(To do) Work through the entries that follow and state how many lines contain the word "title". Only the number is wanted.

(Data to use)
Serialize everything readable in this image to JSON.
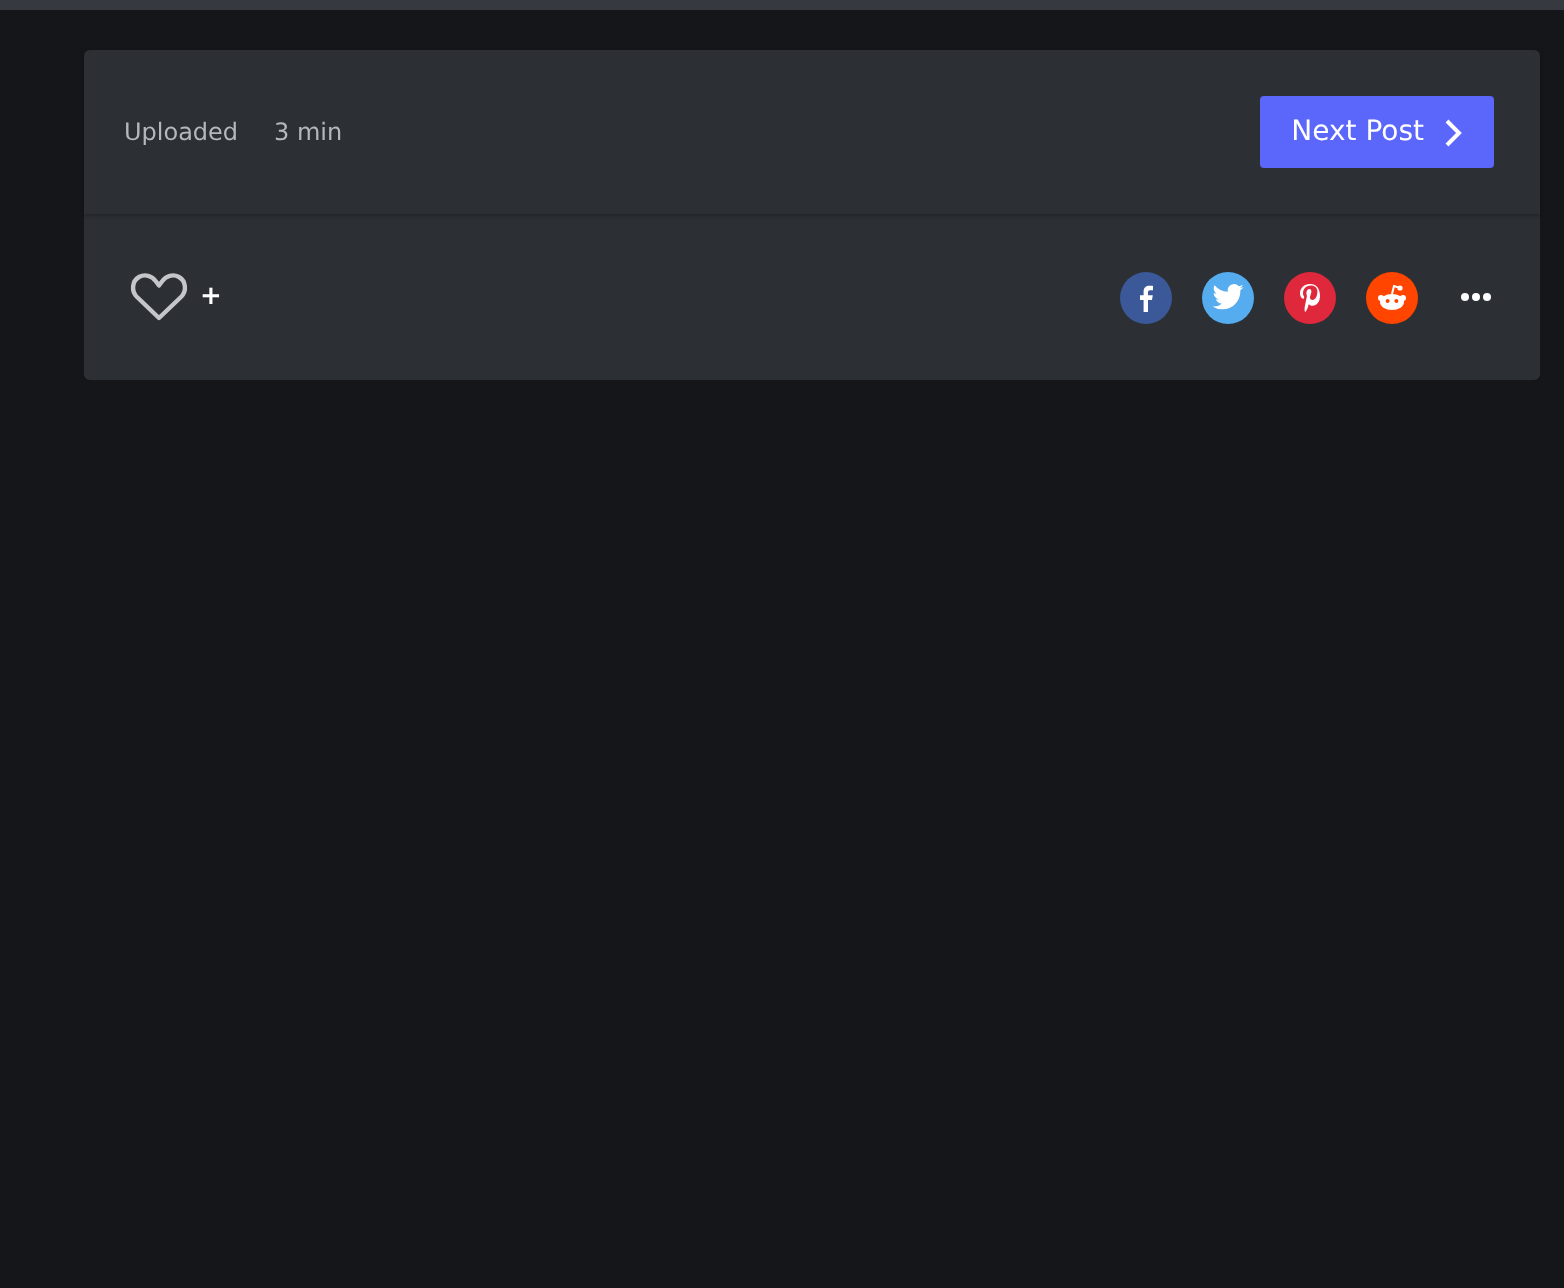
{
  "meta": {
    "label": "Uploaded",
    "time": "3 min"
  },
  "next_button": {
    "label": "Next Post"
  },
  "like": {
    "plus": "+"
  },
  "share": [
    {
      "kind": "facebook",
      "color": "#3b5998"
    },
    {
      "kind": "twitter",
      "color": "#55acee"
    },
    {
      "kind": "pinterest",
      "color": "#e0283c"
    },
    {
      "kind": "reddit",
      "color": "#ff4500"
    }
  ]
}
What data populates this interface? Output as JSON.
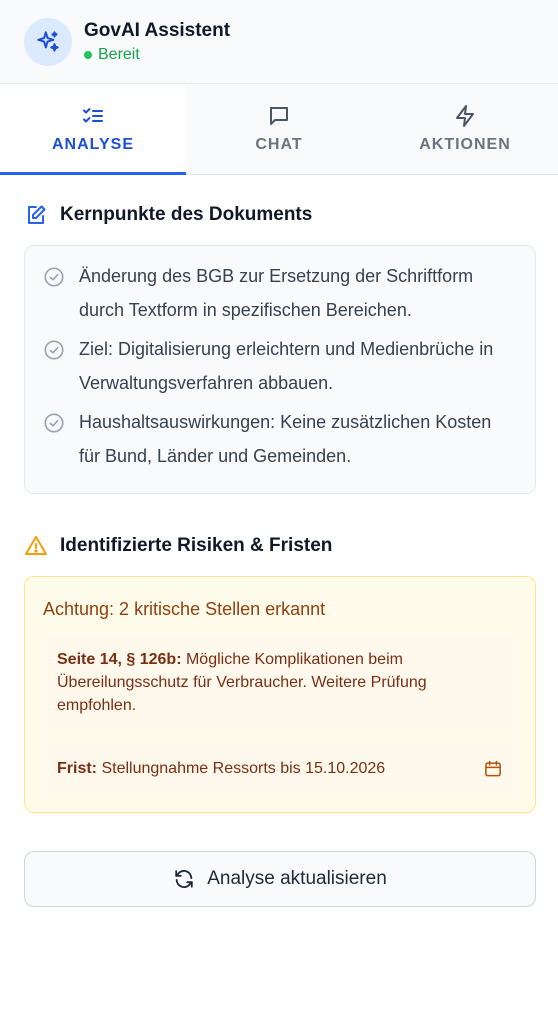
{
  "header": {
    "title": "GovAI Assistent",
    "status": "Bereit",
    "avatar_icon": "sparkles-icon",
    "status_color": "#22c55e"
  },
  "tabs": [
    {
      "label": "ANALYSE",
      "icon": "list-check-icon",
      "active": true
    },
    {
      "label": "CHAT",
      "icon": "chat-bubble-icon",
      "active": false
    },
    {
      "label": "AKTIONEN",
      "icon": "lightning-icon",
      "active": false
    }
  ],
  "key_points": {
    "title": "Kernpunkte des Dokuments",
    "icon": "document-edit-icon",
    "items": [
      "Änderung des BGB zur Ersetzung der Schriftform durch Textform in spezifischen Bereichen.",
      "Ziel: Digitalisierung erleichtern und Medienbrüche in Verwaltungsverfahren abbauen.",
      "Haushaltsauswirkungen: Keine zusätzlichen Kosten für Bund, Länder und Gemeinden."
    ]
  },
  "risks": {
    "title": "Identifizierte Risiken & Fristen",
    "icon": "warning-triangle-icon",
    "alert": "Achtung: 2 kritische Stellen erkannt",
    "items": [
      {
        "label": "Seite 14, § 126b:",
        "text": " Mögliche Komplikationen beim Übereilungsschutz für Verbraucher. Weitere Prüfung empfohlen."
      },
      {
        "label": "Frist:",
        "text": " Stellungnahme Ressorts bis 15.10.2026"
      }
    ],
    "accent": "#f59e0b"
  },
  "actions": {
    "refresh_label": "Analyse aktualisieren"
  }
}
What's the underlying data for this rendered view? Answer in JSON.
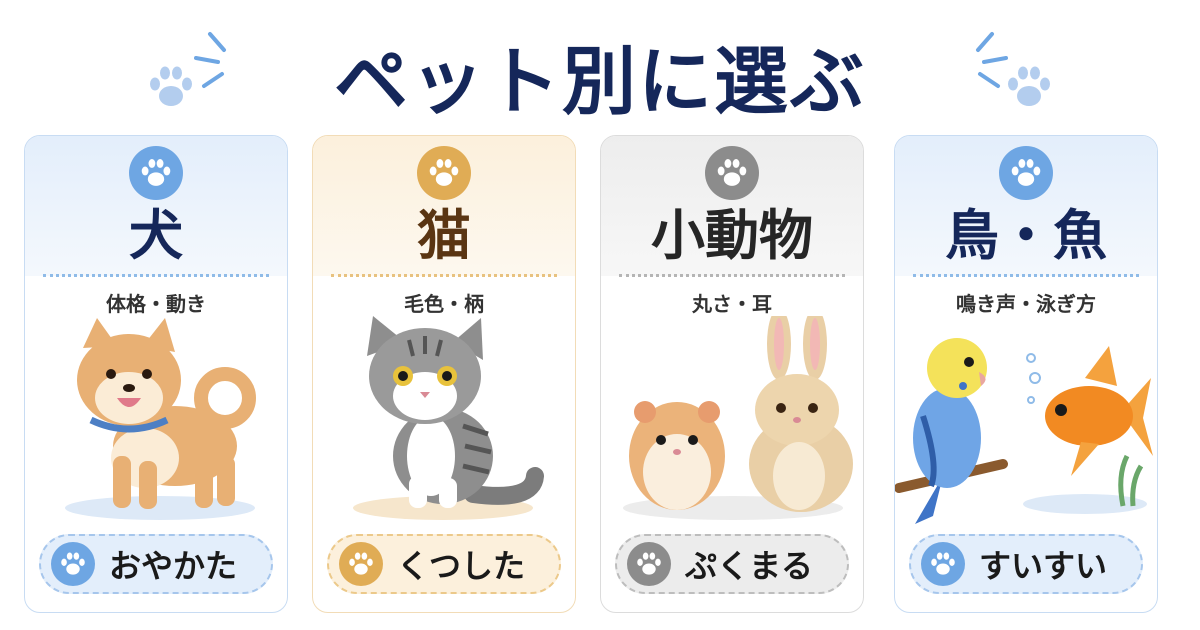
{
  "header": {
    "title": "ペット別に選ぶ",
    "left_icon": "paw-icon",
    "right_icon": "paw-icon"
  },
  "colors": {
    "title": "#15275a",
    "blue": "#6ea6e3",
    "orange": "#e0ac55",
    "gray": "#8c8c8c"
  },
  "cards": [
    {
      "title": "犬",
      "feature": "体格・動き",
      "name": "おやかた",
      "icon": "paw-icon",
      "illustration": "shiba-dog-illustration",
      "theme": "blue"
    },
    {
      "title": "猫",
      "feature": "毛色・柄",
      "name": "くつした",
      "icon": "paw-icon",
      "illustration": "tabby-cat-illustration",
      "theme": "orange"
    },
    {
      "title": "小動物",
      "feature": "丸さ・耳",
      "name": "ぷくまる",
      "icon": "paw-icon",
      "illustration": "hamster-rabbit-illustration",
      "theme": "gray"
    },
    {
      "title": "鳥・魚",
      "feature": "鳴き声・泳ぎ方",
      "name": "すいすい",
      "icon": "paw-icon",
      "illustration": "budgie-goldfish-illustration",
      "theme": "blue"
    }
  ]
}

(Exercise response) 9